    • (2) If ingress to such place cannot be obtained under subsection (1), it shall be lawful in any case for a person acting under a warrant, and in any case in which a warrant may issue, but cannot be obtained without affording the person to be arrested an opportunity to escape, for a police officer, to enter the place and search in it, and in order to effect an entrance into the place, to break open any outer or inner door or window of any house or place, whether that of the person to be arrested or of any other person, if after notification of his or her authority and purpose, and demand of admittance duly made, he or she cannot otherwise obtain admittance.
  • 6. Search of person arrested.
      • (a) by a police officer under a warrant which does not provide for the taking of bail, or under a warrant which provides for the taking of bail but the person arrested cannot furnish bail; or
      • (b) without warrant, or by a private person under a warrant, and the person arrested cannot legally be admitted to bail or is unable to furnish bail, the police officer making the arrest or, when the arrest is made by a private person, the police officer to whom he or she makes over the person arrested, may search that person and place in safe custody all articles, other than necessary wearing apparel, found upon him or her.
    • (2) Notwithstanding subsection (1), a police officer may search any person who has been arrested and may take possession of anything found on the person which might reasonably be used as evidence in any criminal proceedings.

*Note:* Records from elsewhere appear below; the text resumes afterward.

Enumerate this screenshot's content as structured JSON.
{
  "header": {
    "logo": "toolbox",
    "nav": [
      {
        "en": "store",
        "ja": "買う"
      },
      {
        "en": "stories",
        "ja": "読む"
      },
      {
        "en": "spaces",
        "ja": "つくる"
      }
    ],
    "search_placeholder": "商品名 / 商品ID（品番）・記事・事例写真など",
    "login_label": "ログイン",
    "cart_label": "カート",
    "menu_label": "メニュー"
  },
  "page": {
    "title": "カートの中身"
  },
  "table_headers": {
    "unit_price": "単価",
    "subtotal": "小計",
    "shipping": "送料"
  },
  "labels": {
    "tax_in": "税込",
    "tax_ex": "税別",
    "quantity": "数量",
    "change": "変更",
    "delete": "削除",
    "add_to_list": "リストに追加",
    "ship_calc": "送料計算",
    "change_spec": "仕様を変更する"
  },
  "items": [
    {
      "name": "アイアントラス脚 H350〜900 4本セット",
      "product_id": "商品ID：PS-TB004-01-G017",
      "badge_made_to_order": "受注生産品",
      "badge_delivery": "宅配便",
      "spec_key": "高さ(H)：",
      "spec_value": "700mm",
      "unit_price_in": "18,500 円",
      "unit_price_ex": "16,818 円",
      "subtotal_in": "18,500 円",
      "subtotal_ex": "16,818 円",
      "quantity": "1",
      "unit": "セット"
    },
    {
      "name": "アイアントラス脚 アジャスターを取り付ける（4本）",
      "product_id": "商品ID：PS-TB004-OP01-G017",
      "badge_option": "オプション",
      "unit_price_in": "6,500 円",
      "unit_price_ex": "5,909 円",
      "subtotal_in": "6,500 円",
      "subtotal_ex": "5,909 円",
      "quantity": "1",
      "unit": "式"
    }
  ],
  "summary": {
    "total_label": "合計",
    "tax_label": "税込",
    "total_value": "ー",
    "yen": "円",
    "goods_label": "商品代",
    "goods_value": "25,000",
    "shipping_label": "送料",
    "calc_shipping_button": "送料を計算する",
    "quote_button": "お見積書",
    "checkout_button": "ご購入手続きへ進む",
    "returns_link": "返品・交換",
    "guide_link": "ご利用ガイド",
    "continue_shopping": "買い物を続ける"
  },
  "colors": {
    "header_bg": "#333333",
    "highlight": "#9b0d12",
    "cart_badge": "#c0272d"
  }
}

United States

Fourth Amendment (IV) to the United States Constitution -

  • 'The right of the people to be secure in their persons, houses, papers, and effects, against unreasonable searches and seizures, shall not be violated, and no Warrants shall issue, but upon probable cause, supported by Oath or affirmation, and particularly describing the place to be searched, and the persons or things to be seized.'

Zimbabwe

  • When searching without a warrant, police officers shall not enter any dwelling without the consent of the occupier (part VI, div B s 54(2) CPEA);
  • The State may seize any article -which is concerned in or is on reasonable grounds believed to be concerned in, the commission or suspected commission of an offence - which it is on reasonable grounds believed may afford evidence of the commission or suspected commission of an offence - which is intended to be used or is on reasonable grounds believed to be intended to be used in the commission of an offence (part VI, div B s (49) (a-c) CPEA)

These articles may only be seized by virtue of a warrant (part VI, div B s (50) CPEA)

  • A police officer may search any person or premises and consequently seize an article without a warrant if: - the person concerned consents to it - if he believes on reasonable grounds that a warrant would have been issued to him or that the delay in obtaining one would prevent the seizure or defeat the object of the search. For more exceptions see (part VI, div B s (51) (1-3)

Search of a person

  • A peace officer or other person arresting any person under this Part may search that person, and shall place in safe custody all articles, other than necessary wearing apparel, found on him (part V, div A, s (41) (2) CPEA)

Rights of the accused

Table of Contents

Rights/ Protections from Police

Rights during Detention

Rights at Trial

Sentencing

Rights in Prison